WeWork: The Attraction of Collaboration
WeWork's mission “to create a world where people work to make a life, not just a living” has attracted a membership of over 150,000 people since it was founded in 2010. The company’s founders, Adam Neumann and Miguel McKelvey, are committed to promoting a “we” lifestyle by transforming building spaces in cities around the world into collaborative environments for businesses, residents, students and gym-goers. Their original idea to make a profit off of sub-leasing divisions of office space to companies of varying sizes has landed the start-up in 172 locations worldwide. WeWork is currently valued at $20 billion, with investors such as SoftBank, JP Morgan, Chase and Goldman Sachs, who have publicized their support and commitment to the vision of the company. Currently, WeWork manages over 10 million square feet of office space providing the means for freelancers, entrepreneurs and small businesses alike to work under a shared roof and utilize common resources, eliminating several added costs. The cost of sub-leasing WeWork space is not cheap; Rates start at $350/month for a desk, and $650/month per person for 64 square feet of space in an office. However, there are incentives that extend beyond a collaborative environment that have drawn the company’s sizable membership base. Benefits to members include a discount on health insurance plans and Web hosting. Additionally, as the website advertises, WeWork spaces are “move-in ready,” coming fully-equipped with desks, chairs, filing cabinets and printers.

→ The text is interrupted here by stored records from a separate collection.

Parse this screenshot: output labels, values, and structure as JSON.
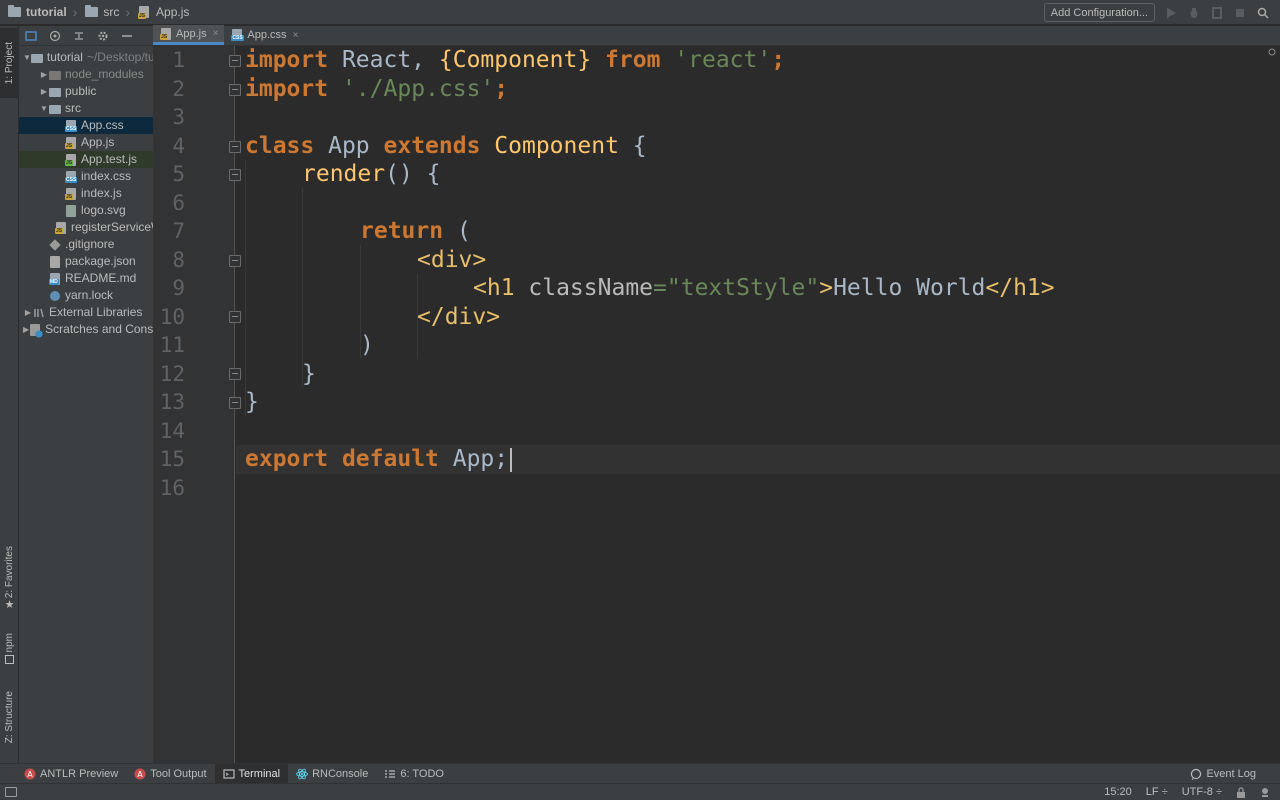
{
  "breadcrumb": {
    "items": [
      {
        "label": "tutorial",
        "icon": "folder-icon"
      },
      {
        "label": "src",
        "icon": "folder-icon"
      },
      {
        "label": "App.js",
        "icon": "js-file-icon"
      }
    ]
  },
  "toolbar": {
    "add_configuration": "Add Configuration..."
  },
  "left_stripe": {
    "project": "1: Project",
    "favorites": "2: Favorites",
    "npm": "npm",
    "structure": "Z: Structure"
  },
  "project_tree": [
    {
      "label": "tutorial",
      "hint": "~/Desktop/tutorial",
      "indent": 0,
      "expanded": true,
      "icon": "folder-icon"
    },
    {
      "label": "node_modules",
      "indent": 1,
      "expanded": false,
      "icon": "folder-icon",
      "muted": true
    },
    {
      "label": "public",
      "indent": 1,
      "expanded": false,
      "icon": "folder-icon"
    },
    {
      "label": "src",
      "indent": 1,
      "expanded": true,
      "icon": "folder-icon"
    },
    {
      "label": "App.css",
      "indent": 2,
      "icon": "css-file-icon",
      "selected": true
    },
    {
      "label": "App.js",
      "indent": 2,
      "icon": "js-file-icon"
    },
    {
      "label": "App.test.js",
      "indent": 2,
      "icon": "test-file-icon",
      "highlight": true
    },
    {
      "label": "index.css",
      "indent": 2,
      "icon": "css-file-icon"
    },
    {
      "label": "index.js",
      "indent": 2,
      "icon": "js-file-icon"
    },
    {
      "label": "logo.svg",
      "indent": 2,
      "icon": "svg-file-icon"
    },
    {
      "label": "registerServiceWorker.js",
      "indent": 2,
      "icon": "js-file-icon"
    },
    {
      "label": ".gitignore",
      "indent": 1,
      "icon": "git-icon"
    },
    {
      "label": "package.json",
      "indent": 1,
      "icon": "json-file-icon"
    },
    {
      "label": "README.md",
      "indent": 1,
      "icon": "md-file-icon"
    },
    {
      "label": "yarn.lock",
      "indent": 1,
      "icon": "yarn-icon"
    },
    {
      "label": "External Libraries",
      "indent": 0,
      "expanded": false,
      "icon": "library-icon"
    },
    {
      "label": "Scratches and Consoles",
      "indent": 0,
      "expanded": false,
      "icon": "scratches-icon"
    }
  ],
  "tabs": [
    {
      "label": "App.js",
      "active": true,
      "close": "×"
    },
    {
      "label": "App.css",
      "active": false,
      "close": "×"
    }
  ],
  "editor": {
    "line_numbers": [
      "1",
      "2",
      "3",
      "4",
      "5",
      "6",
      "7",
      "8",
      "9",
      "10",
      "11",
      "12",
      "13",
      "14",
      "15",
      "16"
    ],
    "caret_line": 15
  },
  "code": {
    "l1": {
      "t1": "import",
      "t2": " React, ",
      "t3": "{Component}",
      "t4": " from ",
      "t5": "'react'",
      "t6": ";"
    },
    "l2": {
      "t1": "import",
      "t2": " ",
      "t3": "'./App.css'",
      "t4": ";"
    },
    "l4": {
      "t1": "class",
      "t2": " App ",
      "t3": "extends",
      "t4": " ",
      "t5": "Component",
      "t6": " {"
    },
    "l5": {
      "t1": "render",
      "t2": "() {"
    },
    "l7": {
      "t1": "return",
      "t2": " ("
    },
    "l8": {
      "t1": "<div>"
    },
    "l9": {
      "t1": "<h1 ",
      "t2": "className",
      "t3": "=",
      "t4": "\"textStyle\"",
      "t5": ">",
      "t6": "Hello World",
      "t7": "</h1>"
    },
    "l10": {
      "t1": "</div>"
    },
    "l11": {
      "t1": ")"
    },
    "l12": {
      "t1": "}"
    },
    "l13": {
      "t1": "}"
    },
    "l15": {
      "t1": "export",
      "t2": " ",
      "t3": "default",
      "t4": " App;"
    }
  },
  "bottom_tools": [
    {
      "label": "ANTLR Preview",
      "icon": "antlr-icon"
    },
    {
      "label": "Tool Output",
      "icon": "antlr-icon"
    },
    {
      "label": "Terminal",
      "icon": "terminal-icon",
      "active": true
    },
    {
      "label": "RNConsole",
      "icon": "react-icon"
    },
    {
      "label": "6: TODO",
      "icon": "todo-icon"
    }
  ],
  "event_log": "Event Log",
  "status": {
    "position": "15:20",
    "line_separator": "LF ÷",
    "encoding": "UTF-8 ÷"
  },
  "colors": {
    "accent": "#4a88c7",
    "keyword": "#cc7832",
    "string": "#6a8759",
    "tag": "#e8bf6a",
    "class": "#ffc66d",
    "text": "#a9b7c6",
    "background": "#2b2b2b"
  }
}
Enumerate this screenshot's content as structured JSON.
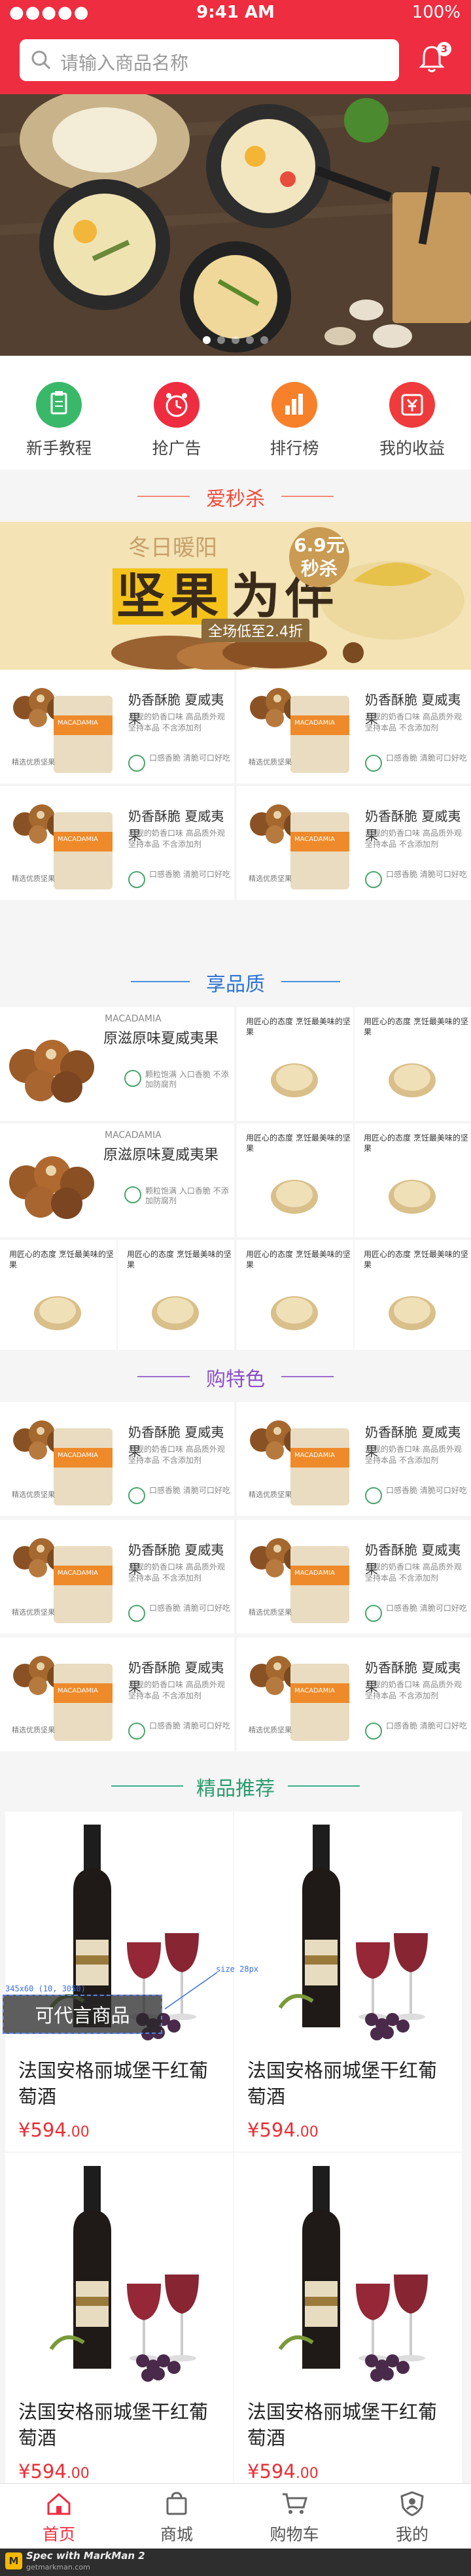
{
  "status": {
    "signal": "●●●●●",
    "time": "9:41 AM",
    "battery": "100%"
  },
  "header": {
    "search_placeholder": "请输入商品名称",
    "badge": "3"
  },
  "quick_nav": [
    {
      "label": "新手教程",
      "color": "#3ab86a"
    },
    {
      "label": "抢广告",
      "color": "#ef2d40"
    },
    {
      "label": "排行榜",
      "color": "#f7802b"
    },
    {
      "label": "我的收益",
      "color": "#ef3b3b"
    }
  ],
  "sections": {
    "flash": "爱秒杀",
    "enjoy": "享品质",
    "special": "购特色",
    "recommend": "精品推荐"
  },
  "promo": {
    "line1": "冬日暖阳",
    "line2a": "坚果",
    "line2b": "为伴",
    "line3": "全场低至2.4折",
    "medal1": "6.9元",
    "medal2": "秒杀"
  },
  "nut_card": {
    "name": "奶香酥脆 夏威夷果",
    "desc": "济规的奶香口味 高品质外观坚持本品 不含添加剂",
    "badge": "口感香脆 清脆可口好吃",
    "bag_label": "MACADAMIA",
    "promise": "精选优质坚果"
  },
  "big_card": {
    "en": "MACADAMIA",
    "cn": "原滋原味夏威夷果",
    "tx": "颗粒饱满 入口香脆 不添加防腐剂"
  },
  "small_card": {
    "h": "用匠心的态度 烹饪最美味的坚果"
  },
  "wine": {
    "name": "法国安格丽城堡干红葡萄酒",
    "price_int": "¥594",
    "price_dec": ".00",
    "overlay": "可代言商品",
    "ann_size": "345x60 (10, 3050)",
    "ann_font": "size 28px"
  },
  "tabs": [
    {
      "label": "首页",
      "color": "#ef2d40"
    },
    {
      "label": "商城",
      "color": "#555555"
    },
    {
      "label": "购物车",
      "color": "#555555"
    },
    {
      "label": "我的",
      "color": "#555555"
    }
  ],
  "footer": {
    "brand": "Spec with MarkMan 2",
    "url": "getmarkman.com",
    "logo": "M"
  }
}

The success of WeWork’s collaborative office vision has incentivized cofounders of the company to expand their idea to residential spaces, schools, and gyms in some of America’s largest cities. Rise by We, WeLive, and WeGrow are extensions of what has grown into a lifestyle brand committed to improving the overall well being of its clients.
Based on the conception that city life can be isolating for residents, WeLive applies the collaborative co-working vision to living experiences, offering fully furnished apartments (with amenities from sheets and towels to a television and small kitchen) to residents starting at $3,050 per month. Currently, WeLive is isolated to two locations: one in New York City and the other in Washington D.C., but there are plans to open a 36-story tower in Seattle in the next three years that will feature 23 floors devoted to communal living. Floors in the buildings are called “neighborhoods,” each fittingly decorated with its own décor theme. Critics deem the concept of WeLive to be an extension of dorm living, but for young newcomers settling into big cities, the prospect of living in a communal space in a daunting environment might be attractive. The New York City location features a nightclub in the basement of the 27-story building, called Mailroom, as it doubly functions as WeWork’s mailroom by day. In addition, residents have access to a rooftop terrace, a Momofuku Milk bar, and kitchen and laundry spaces. Guests can connect over the WeLive app to make plans to meet up for the daily cocktail hour endorsed by the company that takes place at the building’s bar set up on the 10th floor, or organize games of pool in the laundry room. Most of the residents thus far are employees of big companies that use WeWork, but the company offers single night stays for a comparable hotel experience.
Rise by We is a gym/spa experience that opened in Manhattan this past fall, reflecting the company’s desire to branch into the health and well-being sectors of business. Gym memberships are offered to both members and non-members of WeWork, for a current fee of $180 per month, which is expected to rise as demand increases. The renovated interior boasts areas for cardio, weightlifting, boxing, yoga and mixed martial arts along with a private training area covered by artificial turf. Additional amenities include a spa that features a steam room, sauna, hot tub and mineral bath based on Turkish and Russian bath house cultures to provide guests with an all-around elite gym experience. Drinks, snacks, and beauty products sold by members of WeWork are marketed in the lobby.
The final, and least developed extension of the WeWork model is a plan for WeGrow, a slew of private elementary schools focused on “conscious entrepreneurship.” Rebekah Neumann, the chief brand officer of WeWork and wife of founder Adam Neumann, launched the pilot program for this idea in September, with a goal of “raising conscious global citizens.” By incorporating classes on mindfulness, meditation and cooking into students’ curriculum, WeGrow’s vision is to inspire a remodel of education that encourages students to explore their passions. The students in the pilot program spend one day a week at a 60-acre farm and the other days at a classroom in Manhattan where they receive instruction from employees at WeWork who specialize in entrepreneurship in addition to instruction in standard elementary school classes such as math and reading taught by top notch New York public school teachers. The company’s expectations are to enroll approximately 65 students between the ages of three and ten in the school hosted at WeWork’s headquarters in New York by next year. Eventually, however, they hope to expand it to educate Pre-Kindergarteners through Twelfth graders and inspire reforms in education.
In the last seven years, WeWork has grown from a vision of two entrepreneurs to a lifestyle brand, and it has established itself as the third biggest U.S. start-up behind Uber and Airbnb according to Business Insider. By capitalizing on a previously unexposed niche market in community-based spaces, the young company has quickly become a global phenomenon.